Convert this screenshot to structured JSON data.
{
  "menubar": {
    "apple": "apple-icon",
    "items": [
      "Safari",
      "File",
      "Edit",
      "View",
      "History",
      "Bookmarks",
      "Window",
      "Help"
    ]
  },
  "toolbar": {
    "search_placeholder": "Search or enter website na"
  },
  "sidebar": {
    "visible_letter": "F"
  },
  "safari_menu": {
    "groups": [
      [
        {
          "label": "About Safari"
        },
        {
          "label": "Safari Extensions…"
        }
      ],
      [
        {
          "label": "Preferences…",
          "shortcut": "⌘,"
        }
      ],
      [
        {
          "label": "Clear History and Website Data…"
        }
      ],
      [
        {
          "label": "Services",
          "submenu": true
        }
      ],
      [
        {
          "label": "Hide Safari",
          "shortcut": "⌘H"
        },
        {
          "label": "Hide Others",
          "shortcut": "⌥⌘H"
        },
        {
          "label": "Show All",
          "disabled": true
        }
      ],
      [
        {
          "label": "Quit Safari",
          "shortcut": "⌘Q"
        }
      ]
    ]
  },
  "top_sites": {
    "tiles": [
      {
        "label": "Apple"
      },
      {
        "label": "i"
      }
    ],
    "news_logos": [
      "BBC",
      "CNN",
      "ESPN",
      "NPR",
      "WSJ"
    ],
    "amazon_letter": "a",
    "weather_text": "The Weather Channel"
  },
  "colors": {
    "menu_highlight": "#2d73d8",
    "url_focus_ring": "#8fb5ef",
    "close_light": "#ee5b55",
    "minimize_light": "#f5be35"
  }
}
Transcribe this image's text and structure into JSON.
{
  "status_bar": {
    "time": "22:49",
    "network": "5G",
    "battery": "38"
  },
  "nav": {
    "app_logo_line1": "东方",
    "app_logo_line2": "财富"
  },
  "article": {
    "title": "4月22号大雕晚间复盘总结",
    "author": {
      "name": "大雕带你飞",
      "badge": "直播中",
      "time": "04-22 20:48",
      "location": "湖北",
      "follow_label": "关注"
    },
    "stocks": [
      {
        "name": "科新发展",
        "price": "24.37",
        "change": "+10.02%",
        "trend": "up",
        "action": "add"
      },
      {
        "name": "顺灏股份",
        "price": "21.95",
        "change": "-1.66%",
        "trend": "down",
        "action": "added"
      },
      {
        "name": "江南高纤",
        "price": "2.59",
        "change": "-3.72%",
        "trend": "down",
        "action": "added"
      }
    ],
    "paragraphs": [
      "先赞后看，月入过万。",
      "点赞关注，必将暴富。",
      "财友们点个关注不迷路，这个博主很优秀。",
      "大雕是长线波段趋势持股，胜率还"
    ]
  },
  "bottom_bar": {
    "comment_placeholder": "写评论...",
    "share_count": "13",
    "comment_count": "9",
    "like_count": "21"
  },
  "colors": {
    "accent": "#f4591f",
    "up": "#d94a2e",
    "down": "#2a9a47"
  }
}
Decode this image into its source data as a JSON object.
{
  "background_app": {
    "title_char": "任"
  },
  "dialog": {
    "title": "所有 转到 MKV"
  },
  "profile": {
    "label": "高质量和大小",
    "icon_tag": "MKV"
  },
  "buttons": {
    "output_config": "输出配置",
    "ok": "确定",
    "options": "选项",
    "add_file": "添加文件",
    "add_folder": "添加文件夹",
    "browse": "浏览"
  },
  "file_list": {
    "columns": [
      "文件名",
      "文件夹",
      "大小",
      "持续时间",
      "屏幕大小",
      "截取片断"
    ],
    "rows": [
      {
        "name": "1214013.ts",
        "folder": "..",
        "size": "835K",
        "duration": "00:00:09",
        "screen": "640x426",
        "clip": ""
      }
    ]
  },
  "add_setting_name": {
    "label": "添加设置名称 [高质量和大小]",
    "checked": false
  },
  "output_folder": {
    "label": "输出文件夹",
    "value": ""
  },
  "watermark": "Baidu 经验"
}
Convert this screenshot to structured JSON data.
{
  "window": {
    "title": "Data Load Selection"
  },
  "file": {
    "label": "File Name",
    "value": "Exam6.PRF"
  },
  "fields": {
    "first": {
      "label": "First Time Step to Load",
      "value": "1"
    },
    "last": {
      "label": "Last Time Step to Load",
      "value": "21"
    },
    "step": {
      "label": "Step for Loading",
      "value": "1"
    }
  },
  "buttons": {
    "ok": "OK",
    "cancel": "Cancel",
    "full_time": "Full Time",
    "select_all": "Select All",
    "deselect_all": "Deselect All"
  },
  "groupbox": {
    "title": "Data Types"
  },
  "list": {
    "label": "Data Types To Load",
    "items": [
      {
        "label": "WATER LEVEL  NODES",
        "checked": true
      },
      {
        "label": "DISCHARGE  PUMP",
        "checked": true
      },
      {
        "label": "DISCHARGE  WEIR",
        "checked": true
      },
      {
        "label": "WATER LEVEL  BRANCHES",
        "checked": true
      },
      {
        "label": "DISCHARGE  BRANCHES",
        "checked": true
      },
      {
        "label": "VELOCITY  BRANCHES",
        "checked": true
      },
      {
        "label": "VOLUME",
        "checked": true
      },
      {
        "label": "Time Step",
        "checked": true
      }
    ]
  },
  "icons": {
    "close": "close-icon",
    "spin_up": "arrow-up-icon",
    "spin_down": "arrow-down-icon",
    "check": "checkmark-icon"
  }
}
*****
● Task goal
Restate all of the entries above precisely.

● Exercise response
Convert this screenshot to structured JSON data.
{
  "menubar": {
    "apple": "apple-icon",
    "items": [
      "Safari",
      "File",
      "Edit",
      "View",
      "History",
      "Bookmarks",
      "Window",
      "Help"
    ]
  },
  "toolbar": {
    "search_placeholder": "Search or enter website na"
  },
  "sidebar": {
    "visible_letter": "F"
  },
  "safari_menu": {
    "groups": [
      [
        {
          "label": "About Safari"
        },
        {
          "label": "Safari Extensions…"
        }
      ],
      [
        {
          "label": "Preferences…",
          "shortcut": "⌘,"
        }
      ],
      [
        {
          "label": "Clear History and Website Data…"
        }
      ],
      [
        {
          "label": "Services",
          "submenu": true
        }
      ],
      [
        {
          "label": "Hide Safari",
          "shortcut": "⌘H"
        },
        {
          "label": "Hide Others",
          "shortcut": "⌥⌘H"
        },
        {
          "label": "Show All",
          "disabled": true
        }
      ],
      [
        {
          "label": "Quit Safari",
          "shortcut": "⌘Q"
        }
      ]
    ]
  },
  "top_sites": {
    "tiles": [
      {
        "label": "Apple"
      },
      {
        "label": "i"
      }
    ],
    "news_logos": [
      "BBC",
      "CNN",
      "ESPN",
      "NPR",
      "WSJ"
    ],
    "amazon_letter": "a",
    "weather_text": "The Weather Channel"
  },
  "colors": {
    "menu_highlight": "#2d73d8",
    "url_focus_ring": "#8fb5ef",
    "close_light": "#ee5b55",
    "minimize_light": "#f5be35"
  }
}
Transcribe this image's text and structure into JSON.
{
  "status_bar": {
    "time": "22:49",
    "network": "5G",
    "battery": "38"
  },
  "nav": {
    "app_logo_line1": "东方",
    "app_logo_line2": "财富"
  },
  "article": {
    "title": "4月22号大雕晚间复盘总结",
    "author": {
      "name": "大雕带你飞",
      "badge": "直播中",
      "time": "04-22 20:48",
      "location": "湖北",
      "follow_label": "关注"
    },
    "stocks": [
      {
        "name": "科新发展",
        "price": "24.37",
        "change": "+10.02%",
        "trend": "up",
        "action": "add"
      },
      {
        "name": "顺灏股份",
        "price": "21.95",
        "change": "-1.66%",
        "trend": "down",
        "action": "added"
      },
      {
        "name": "江南高纤",
        "price": "2.59",
        "change": "-3.72%",
        "trend": "down",
        "action": "added"
      }
    ],
    "paragraphs": [
      "先赞后看，月入过万。",
      "点赞关注，必将暴富。",
      "财友们点个关注不迷路，这个博主很优秀。",
      "大雕是长线波段趋势持股，胜率还"
    ]
  },
  "bottom_bar": {
    "comment_placeholder": "写评论...",
    "share_count": "13",
    "comment_count": "9",
    "like_count": "21"
  },
  "colors": {
    "accent": "#f4591f",
    "up": "#d94a2e",
    "down": "#2a9a47"
  }
}
Decode this image into its source data as a JSON object.
{
  "background_app": {
    "title_char": "任"
  },
  "dialog": {
    "title": "所有 转到 MKV"
  },
  "profile": {
    "label": "高质量和大小",
    "icon_tag": "MKV"
  },
  "buttons": {
    "output_config": "输出配置",
    "ok": "确定",
    "options": "选项",
    "add_file": "添加文件",
    "add_folder": "添加文件夹",
    "browse": "浏览"
  },
  "file_list": {
    "columns": [
      "文件名",
      "文件夹",
      "大小",
      "持续时间",
      "屏幕大小",
      "截取片断"
    ],
    "rows": [
      {
        "name": "1214013.ts",
        "folder": "..",
        "size": "835K",
        "duration": "00:00:09",
        "screen": "640x426",
        "clip": ""
      }
    ]
  },
  "add_setting_name": {
    "label": "添加设置名称 [高质量和大小]",
    "checked": false
  },
  "output_folder": {
    "label": "输出文件夹",
    "value": ""
  },
  "watermark": "Baidu 经验"
}
Convert this screenshot to structured JSON data.
{
  "window": {
    "title": "Data Load Selection"
  },
  "file": {
    "label": "File Name",
    "value": "Exam6.PRF"
  },
  "fields": {
    "first": {
      "label": "First Time Step to Load",
      "value": "1"
    },
    "last": {
      "label": "Last Time Step to Load",
      "value": "21"
    },
    "step": {
      "label": "Step for Loading",
      "value": "1"
    }
  },
  "buttons": {
    "ok": "OK",
    "cancel": "Cancel",
    "full_time": "Full Time",
    "select_all": "Select All",
    "deselect_all": "Deselect All"
  },
  "groupbox": {
    "title": "Data Types"
  },
  "list": {
    "label": "Data Types To Load",
    "items": [
      {
        "label": "WATER LEVEL  NODES",
        "checked": true
      },
      {
        "label": "DISCHARGE  PUMP",
        "checked": true
      },
      {
        "label": "DISCHARGE  WEIR",
        "checked": true
      },
      {
        "label": "WATER LEVEL  BRANCHES",
        "checked": true
      },
      {
        "label": "DISCHARGE  BRANCHES",
        "checked": true
      },
      {
        "label": "VELOCITY  BRANCHES",
        "checked": true
      },
      {
        "label": "VOLUME",
        "checked": true
      },
      {
        "label": "Time Step",
        "checked": true
      }
    ]
  },
  "icons": {
    "close": "close-icon",
    "spin_up": "arrow-up-icon",
    "spin_down": "arrow-down-icon",
    "check": "checkmark-icon"
  }
}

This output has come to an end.